▶ TASK TO COMPLETE
Every entry below should be printed exactly.

▶ DATA LISTING
---+---
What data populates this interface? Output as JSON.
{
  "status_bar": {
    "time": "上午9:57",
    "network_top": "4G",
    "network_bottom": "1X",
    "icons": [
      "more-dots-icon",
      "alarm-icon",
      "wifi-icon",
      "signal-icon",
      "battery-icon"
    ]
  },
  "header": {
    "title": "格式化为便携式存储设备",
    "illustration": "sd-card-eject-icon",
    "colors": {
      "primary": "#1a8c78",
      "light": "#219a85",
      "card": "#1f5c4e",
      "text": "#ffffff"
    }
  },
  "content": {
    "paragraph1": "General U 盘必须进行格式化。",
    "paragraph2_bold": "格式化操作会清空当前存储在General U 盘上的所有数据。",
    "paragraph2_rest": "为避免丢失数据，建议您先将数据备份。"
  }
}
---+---
▶ PROBLEM SOLUTION
What data populates this interface? Output as JSON.
{
  "status_bar": {
    "time": "上午9:57",
    "network_top": "4G",
    "network_bottom": "1X",
    "icons": [
      "more-dots-icon",
      "alarm-icon",
      "wifi-icon",
      "signal-icon",
      "battery-icon"
    ]
  },
  "header": {
    "title": "格式化为便携式存储设备",
    "illustration": "sd-card-eject-icon",
    "colors": {
      "primary": "#1a8c78",
      "light": "#219a85",
      "card": "#1f5c4e",
      "text": "#ffffff"
    }
  },
  "content": {
    "paragraph1": "General U 盘必须进行格式化。",
    "paragraph2_bold": "格式化操作会清空当前存储在General U 盘上的所有数据。",
    "paragraph2_rest": "为避免丢失数据，建议您先将数据备份。"
  }
}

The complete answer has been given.